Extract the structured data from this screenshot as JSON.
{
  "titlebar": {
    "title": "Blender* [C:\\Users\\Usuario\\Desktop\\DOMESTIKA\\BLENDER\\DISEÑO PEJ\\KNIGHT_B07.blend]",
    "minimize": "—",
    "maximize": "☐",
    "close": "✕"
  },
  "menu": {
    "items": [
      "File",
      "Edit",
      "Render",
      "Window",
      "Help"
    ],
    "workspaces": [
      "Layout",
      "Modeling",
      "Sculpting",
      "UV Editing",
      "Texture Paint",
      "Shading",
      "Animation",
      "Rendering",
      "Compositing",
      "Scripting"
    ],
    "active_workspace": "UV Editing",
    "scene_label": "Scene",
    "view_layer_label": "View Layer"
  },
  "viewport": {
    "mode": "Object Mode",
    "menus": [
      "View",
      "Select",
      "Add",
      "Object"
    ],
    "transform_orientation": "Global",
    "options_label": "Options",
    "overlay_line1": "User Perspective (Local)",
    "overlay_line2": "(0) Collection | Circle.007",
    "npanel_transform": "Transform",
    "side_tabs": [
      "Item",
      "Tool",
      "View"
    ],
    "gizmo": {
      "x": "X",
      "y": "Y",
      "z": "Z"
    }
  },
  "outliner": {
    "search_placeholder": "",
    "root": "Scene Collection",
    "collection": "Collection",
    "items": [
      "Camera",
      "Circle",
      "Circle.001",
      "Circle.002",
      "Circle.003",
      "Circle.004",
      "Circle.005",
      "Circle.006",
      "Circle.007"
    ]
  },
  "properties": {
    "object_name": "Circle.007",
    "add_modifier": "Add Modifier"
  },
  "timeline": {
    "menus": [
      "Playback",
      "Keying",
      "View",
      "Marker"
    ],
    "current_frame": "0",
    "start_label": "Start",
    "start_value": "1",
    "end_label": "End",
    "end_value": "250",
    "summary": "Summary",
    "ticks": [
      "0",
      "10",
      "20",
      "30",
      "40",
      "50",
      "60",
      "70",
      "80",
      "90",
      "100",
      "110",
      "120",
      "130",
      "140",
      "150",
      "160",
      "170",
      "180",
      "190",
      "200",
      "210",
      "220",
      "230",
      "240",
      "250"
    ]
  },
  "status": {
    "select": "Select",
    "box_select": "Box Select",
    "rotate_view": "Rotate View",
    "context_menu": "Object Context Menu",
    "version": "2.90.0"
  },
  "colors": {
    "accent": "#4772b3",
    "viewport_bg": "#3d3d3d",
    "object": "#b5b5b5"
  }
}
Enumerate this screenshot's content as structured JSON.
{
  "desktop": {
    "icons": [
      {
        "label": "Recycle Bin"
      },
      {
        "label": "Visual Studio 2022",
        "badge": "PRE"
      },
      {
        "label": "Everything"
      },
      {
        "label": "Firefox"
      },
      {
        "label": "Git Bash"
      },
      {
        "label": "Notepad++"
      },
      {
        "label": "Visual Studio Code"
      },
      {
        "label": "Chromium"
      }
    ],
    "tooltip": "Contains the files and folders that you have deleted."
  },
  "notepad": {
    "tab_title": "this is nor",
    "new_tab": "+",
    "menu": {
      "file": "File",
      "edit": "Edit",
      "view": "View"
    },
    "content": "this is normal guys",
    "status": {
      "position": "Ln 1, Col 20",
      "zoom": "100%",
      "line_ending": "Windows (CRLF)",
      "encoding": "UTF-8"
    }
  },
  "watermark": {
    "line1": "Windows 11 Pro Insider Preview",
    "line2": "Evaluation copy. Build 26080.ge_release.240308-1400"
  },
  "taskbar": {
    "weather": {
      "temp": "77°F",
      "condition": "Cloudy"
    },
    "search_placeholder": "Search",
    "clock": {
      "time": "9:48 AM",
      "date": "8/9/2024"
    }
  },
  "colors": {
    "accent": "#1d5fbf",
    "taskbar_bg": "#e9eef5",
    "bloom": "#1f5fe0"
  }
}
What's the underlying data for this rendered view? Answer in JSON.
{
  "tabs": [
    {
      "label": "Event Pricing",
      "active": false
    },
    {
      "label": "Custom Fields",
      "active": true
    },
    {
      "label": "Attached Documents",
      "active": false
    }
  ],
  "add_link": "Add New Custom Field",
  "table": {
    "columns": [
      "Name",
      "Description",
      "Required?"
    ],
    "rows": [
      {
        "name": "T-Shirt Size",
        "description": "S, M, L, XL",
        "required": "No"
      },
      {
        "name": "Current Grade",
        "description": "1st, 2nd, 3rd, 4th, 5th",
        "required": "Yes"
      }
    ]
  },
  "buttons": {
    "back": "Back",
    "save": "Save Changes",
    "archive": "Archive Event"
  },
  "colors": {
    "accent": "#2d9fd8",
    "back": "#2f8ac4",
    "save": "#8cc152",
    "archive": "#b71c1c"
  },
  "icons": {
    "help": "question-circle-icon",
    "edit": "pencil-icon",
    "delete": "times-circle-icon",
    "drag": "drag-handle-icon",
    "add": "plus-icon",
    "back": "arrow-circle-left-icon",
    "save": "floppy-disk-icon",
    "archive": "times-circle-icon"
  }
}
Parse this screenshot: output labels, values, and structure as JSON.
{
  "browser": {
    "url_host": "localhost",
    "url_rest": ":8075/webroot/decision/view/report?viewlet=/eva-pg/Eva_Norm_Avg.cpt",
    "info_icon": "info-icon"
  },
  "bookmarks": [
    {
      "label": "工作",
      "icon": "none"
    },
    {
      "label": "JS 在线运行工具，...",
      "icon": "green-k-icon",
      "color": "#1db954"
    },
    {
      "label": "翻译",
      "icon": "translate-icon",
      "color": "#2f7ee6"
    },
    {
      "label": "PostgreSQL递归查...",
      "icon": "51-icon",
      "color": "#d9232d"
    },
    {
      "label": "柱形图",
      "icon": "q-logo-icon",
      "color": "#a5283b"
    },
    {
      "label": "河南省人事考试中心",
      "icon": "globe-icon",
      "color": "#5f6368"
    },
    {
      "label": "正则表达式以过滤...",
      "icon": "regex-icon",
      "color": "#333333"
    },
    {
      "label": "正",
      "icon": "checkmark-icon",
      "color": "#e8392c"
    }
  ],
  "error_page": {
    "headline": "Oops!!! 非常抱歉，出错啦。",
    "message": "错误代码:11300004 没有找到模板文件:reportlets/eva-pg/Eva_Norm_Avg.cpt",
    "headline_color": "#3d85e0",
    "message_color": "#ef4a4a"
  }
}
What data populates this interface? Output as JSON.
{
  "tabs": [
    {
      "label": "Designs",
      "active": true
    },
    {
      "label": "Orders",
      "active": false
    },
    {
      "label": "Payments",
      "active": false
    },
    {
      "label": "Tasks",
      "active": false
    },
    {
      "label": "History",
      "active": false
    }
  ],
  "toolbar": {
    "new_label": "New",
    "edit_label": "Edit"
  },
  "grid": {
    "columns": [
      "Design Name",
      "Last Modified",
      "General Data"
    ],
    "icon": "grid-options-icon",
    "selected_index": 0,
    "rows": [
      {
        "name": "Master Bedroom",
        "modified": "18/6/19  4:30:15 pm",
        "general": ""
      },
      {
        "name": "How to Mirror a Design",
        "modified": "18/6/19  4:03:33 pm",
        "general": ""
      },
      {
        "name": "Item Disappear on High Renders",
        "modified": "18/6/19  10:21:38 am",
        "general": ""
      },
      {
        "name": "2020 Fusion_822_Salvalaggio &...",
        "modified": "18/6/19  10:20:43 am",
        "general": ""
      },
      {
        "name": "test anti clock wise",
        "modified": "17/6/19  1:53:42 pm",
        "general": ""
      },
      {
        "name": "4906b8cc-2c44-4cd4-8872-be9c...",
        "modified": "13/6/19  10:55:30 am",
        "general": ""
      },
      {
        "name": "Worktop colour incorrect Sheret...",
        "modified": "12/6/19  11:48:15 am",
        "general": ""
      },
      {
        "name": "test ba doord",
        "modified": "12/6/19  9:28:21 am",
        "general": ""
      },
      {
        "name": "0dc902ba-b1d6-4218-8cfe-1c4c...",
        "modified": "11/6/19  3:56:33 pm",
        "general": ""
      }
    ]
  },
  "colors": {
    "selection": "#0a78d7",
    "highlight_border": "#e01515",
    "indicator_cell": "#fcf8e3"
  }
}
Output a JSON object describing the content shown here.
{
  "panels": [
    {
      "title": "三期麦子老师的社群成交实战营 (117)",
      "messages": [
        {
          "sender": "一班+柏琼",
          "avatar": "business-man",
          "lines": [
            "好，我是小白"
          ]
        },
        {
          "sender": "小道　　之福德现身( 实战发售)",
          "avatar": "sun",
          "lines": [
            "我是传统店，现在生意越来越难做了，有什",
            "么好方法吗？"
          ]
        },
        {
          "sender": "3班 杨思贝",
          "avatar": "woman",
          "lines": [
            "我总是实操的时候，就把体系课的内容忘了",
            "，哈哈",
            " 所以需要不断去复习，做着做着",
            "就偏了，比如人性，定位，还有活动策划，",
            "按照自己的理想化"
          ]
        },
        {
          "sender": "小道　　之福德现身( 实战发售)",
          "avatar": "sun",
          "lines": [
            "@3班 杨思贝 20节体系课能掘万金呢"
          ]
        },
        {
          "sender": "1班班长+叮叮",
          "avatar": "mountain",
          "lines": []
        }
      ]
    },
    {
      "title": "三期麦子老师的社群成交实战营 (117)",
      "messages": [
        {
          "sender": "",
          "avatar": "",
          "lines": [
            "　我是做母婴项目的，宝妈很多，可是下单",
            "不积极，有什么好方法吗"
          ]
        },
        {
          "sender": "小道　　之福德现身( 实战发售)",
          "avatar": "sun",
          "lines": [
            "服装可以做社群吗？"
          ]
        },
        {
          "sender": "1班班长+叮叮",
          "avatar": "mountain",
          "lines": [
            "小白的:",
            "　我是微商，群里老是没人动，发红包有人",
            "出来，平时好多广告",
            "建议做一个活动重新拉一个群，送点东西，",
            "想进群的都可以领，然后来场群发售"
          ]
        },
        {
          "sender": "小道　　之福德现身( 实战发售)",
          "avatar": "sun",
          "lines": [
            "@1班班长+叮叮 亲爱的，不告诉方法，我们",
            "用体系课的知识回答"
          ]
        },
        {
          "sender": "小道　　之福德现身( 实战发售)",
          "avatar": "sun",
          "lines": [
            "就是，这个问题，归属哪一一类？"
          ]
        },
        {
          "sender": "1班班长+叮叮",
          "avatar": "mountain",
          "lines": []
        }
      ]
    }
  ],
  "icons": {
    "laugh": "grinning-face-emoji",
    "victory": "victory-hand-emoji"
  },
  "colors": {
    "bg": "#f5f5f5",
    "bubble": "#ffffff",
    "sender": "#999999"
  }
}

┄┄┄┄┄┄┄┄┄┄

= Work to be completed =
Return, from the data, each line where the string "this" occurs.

= Completed task =
Extract the structured data from this screenshot as JSON.
Enumerate this screenshot's content as structured JSON.
    "tab_title": "this is nor",
    "content": "this is normal guys",
What's the underlying data for this rendered view? Answer in JSON.
Parse this screenshot: output labels, values, and structure as JSON.
What data populates this interface? Output as JSON.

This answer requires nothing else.